Fat in Heritage Pigs

Heritage breeds tend to be fatty (with the exception perhaps of the Tamworth, a heritage breed raised primarily for bacon). Ours live outside most of their lives, so they need fat to stay warm and happy when the weather cools. And the fat gives exquisite flavor that standard industrial pork (“the other white meat”) lacks. There is simply no comparison flavor-wise. However, the marbling and thick back fat––and sometimes smaller loins––may come as a surprise to those used to modern breeds intended for confinement operations.
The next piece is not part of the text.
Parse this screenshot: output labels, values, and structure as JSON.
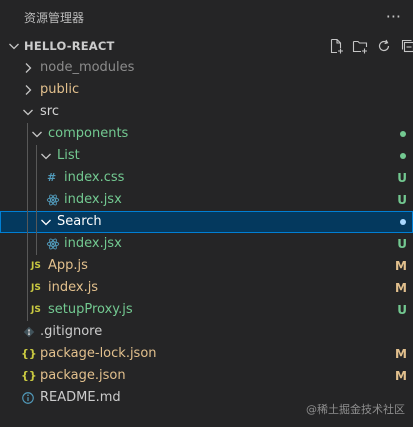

Up until several decades ago, farmers valued pigs that produced enough fat to make lard. With the advent of industrially processed vegetable oils, lard (as well as the fat, flavorful pigs that produced it) fell out of favor. Many butchers these days see super lean, “white meat” pigs as the ideal for meat production and consider backfat on heritage breeds as waste. We encourage you to think differently and to claim your share of heritage pork fat. Since any fat on the animal is included in the hanging weight (which is how the USDA requires us to figure our price when selling custom-exempt), it’s part of what you’re paying for when you buy a portion of a live animal. It’s also one of the many benefits of buying pork by the share rather than by the cut.

Rendering lard from the fat is easy and doesn’t require any special equipment. A google search will provide you with lots of different methods. If you don’t want to render lard yourself, perhaps you have neighbors or friends who would love a gift of pork fat. Seriously. It’s good stuff.

If you are interested in the fat from your pig share, you’ll need to ask Valley Meat Service to include it (and may need to emphasize the request) when you give them your order at harvest time. They don’t routinely give you that option.

Also, please understand that the amount of backfat varies. Some pigs will have more, some less. It all depends on the pig. We can’t guarantee fat yield on any particular pig.